Biography of Andreas Gursky
Andreas Gursky’s stunning large-scale digital images have made him the pre-eminent photographer of our times. His spectacular vision of the world could be said to have invented an entirely new photographic language and reinvented the way in which we view picture making.
His working method is highly original, at times he constructs and alters the very subject he is photographing. “All my pictures are based on a direct visual experience from which I develop an idea for a picture, which is subjected to testing in the studio and eventually worked on and precised at the computer”. Meticulously researched and densely packed, Gursky creates a unique blend of fiction and reality, and often one has no way of knowing whether the image has been manipulated or not.
Born in Leipzig in 1955, Andreas Gursky’s father set up a photography studio in Düsseldorf where he introduced his son to the equipment and techniques of image making. Gursky enrolled in a photography course at the Folkwang University of the Arts in Essen, and then in 1981 attended the famous Kunstakademie Düsseldorf under the tutelage of Bernd and Hilla Becher. His fellow students included the now prominent photographers, Thomas Ruff, Candida Höfer, and Thomas Struth.
It was not until the 1992 that Andreas Gursky moved into digital photography and realised the astounding possibilities now open to him through digital manipulation. By splicing multiple images together and combining the details from two separate perspectives, suddenly staggering new formats and scales could be achieved. Often taking his photographs from an aerial perspective, Andreas Gursky’s voluminous landscapes coincided with photography’s rise in popularity in the early 90s.
Much of Andreas Gursky’s work is inspired by his fascination with collective forms of existence; depicting enormous man-made structures, vast gatherings, and collections of people in such things as factories, raves, and dockyards. The vast array of contemporary life is Gursky’s subject matter, as well as the changes occurring as a result of globalization, and humans’ changing relationship with the natural world.
There is something about the work of Andreas Gursky that is instantly recognizable—a distinct style which is considered rare in photography. His work is dispassionately detached, non-political, and requires the viewer to formulate their own response.
Working on just 8 images a year, the photographer has found his artworks are hugely in demand. Rhine II, 1999, sold for a record $4.3 million in 2011 at Christie’s New York. The work is a disorientating masterpiece, that appears as both a straightforward view of a stretch of water, but also as an abstract configuration of horizontal strips of color.

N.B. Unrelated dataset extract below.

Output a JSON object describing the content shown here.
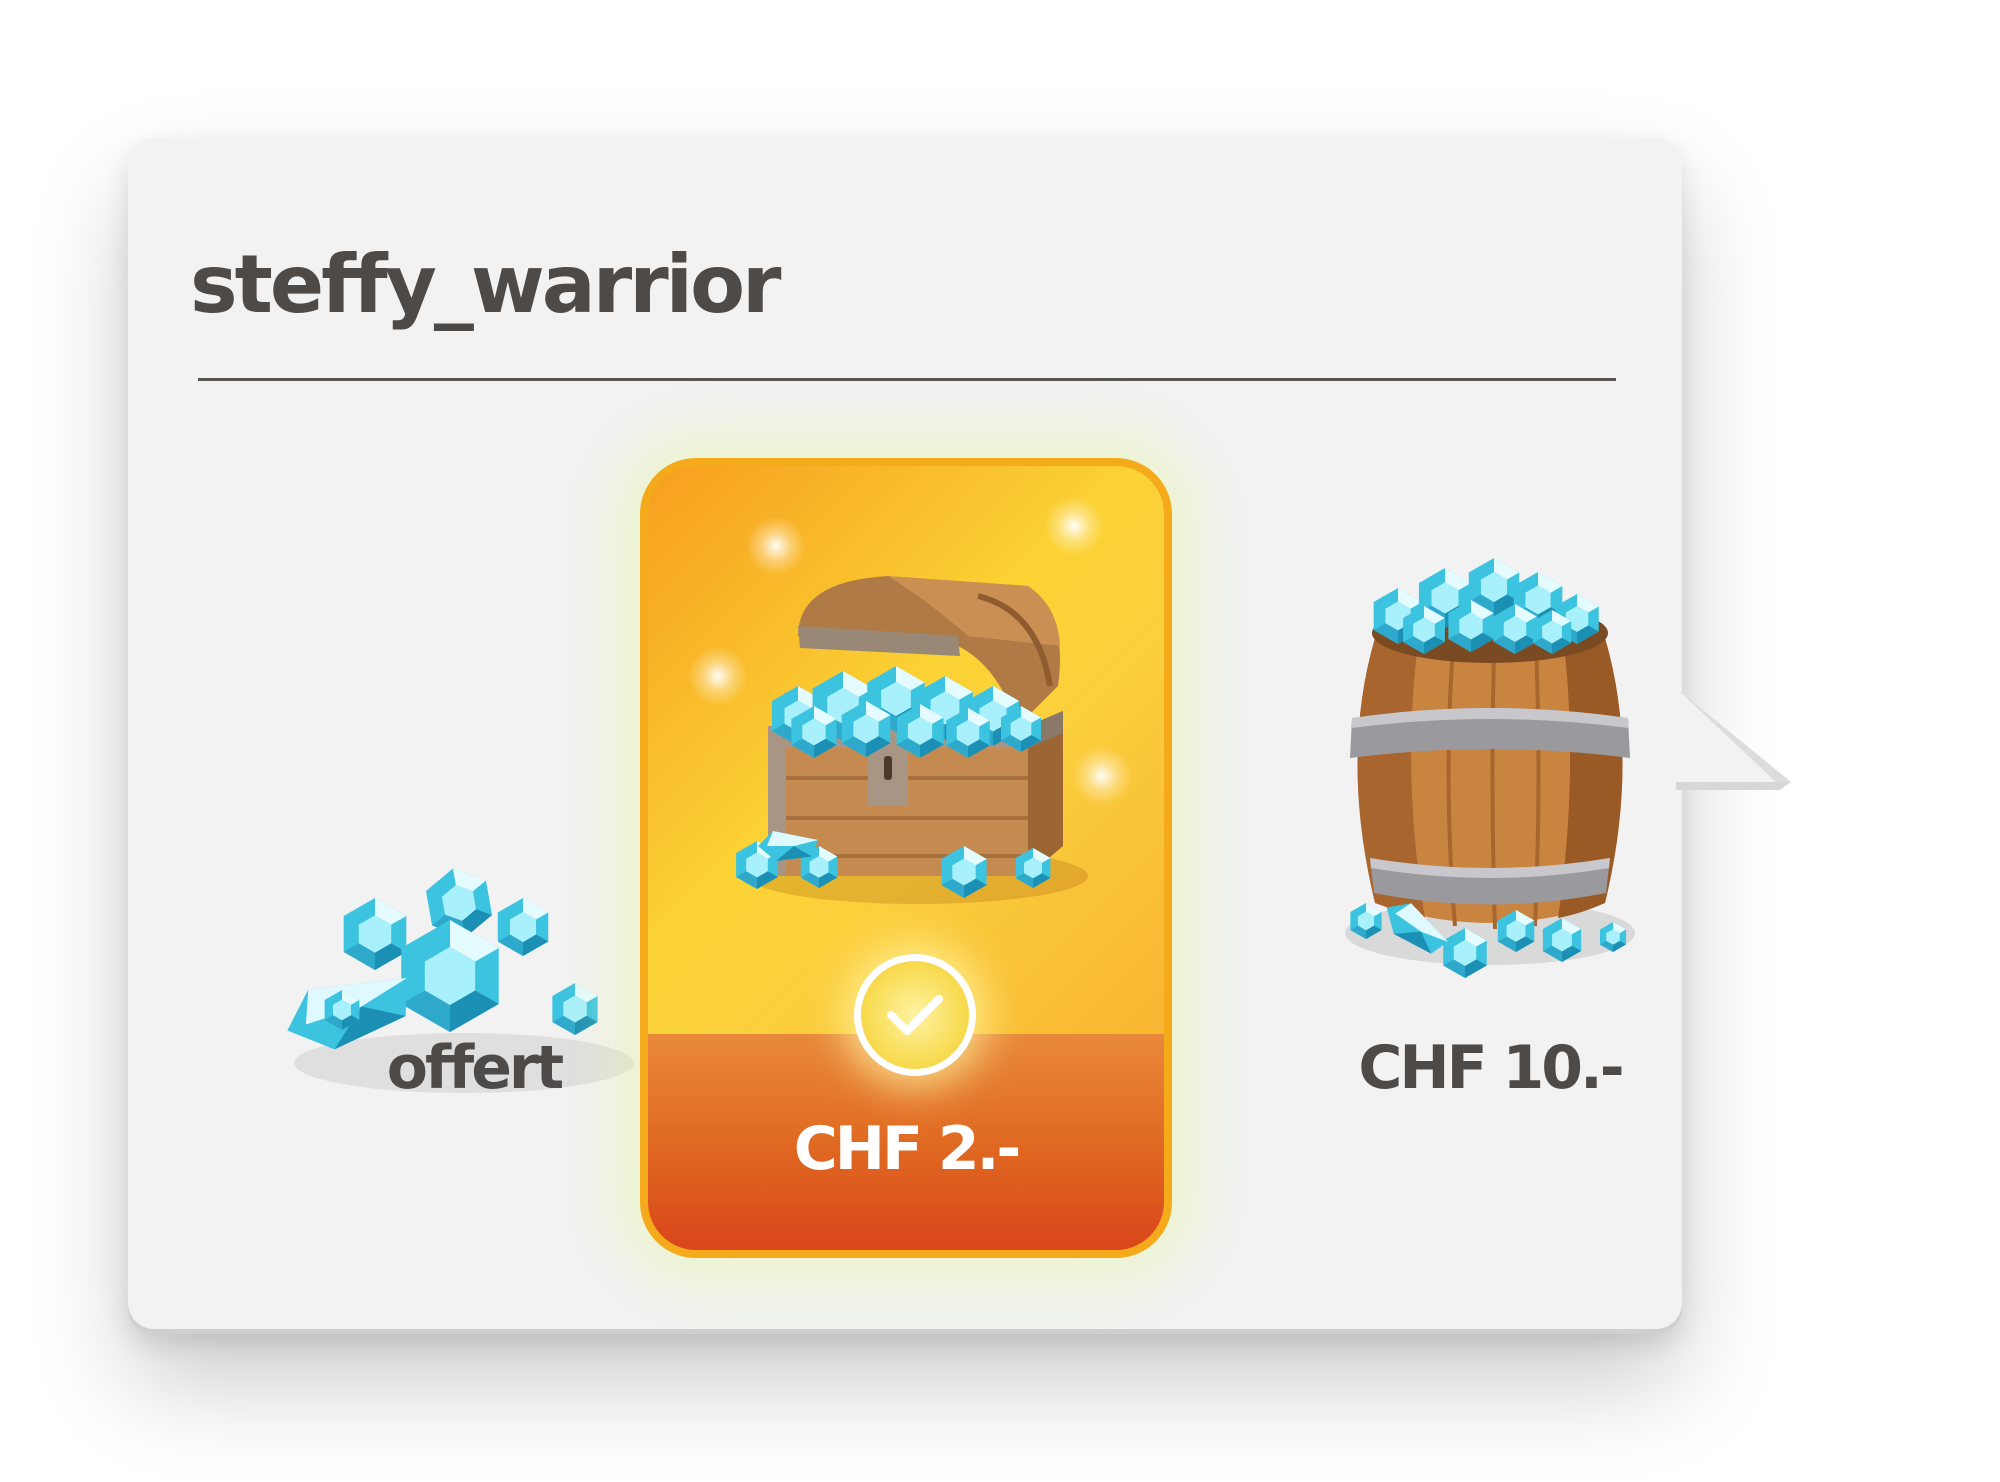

Andreas Gursky’s artwork has been exhibited around the world and his latest show at the Hayward Gallery in London, in 2018, is a large retrospective featuring more than 70 works. He has also had large shows at the Museum Frieder Burda in Baden-Baden and perhaps most significantly a retrospective of his work at MoMA, New York which travelled on to the Centre Pompidou in Paris. He has been involved in two Venice Biennales in 1990 and 2004. Gursky’s work features in many of the world’s most high-profile museums including MoMA in New York, and Tate Modern in London.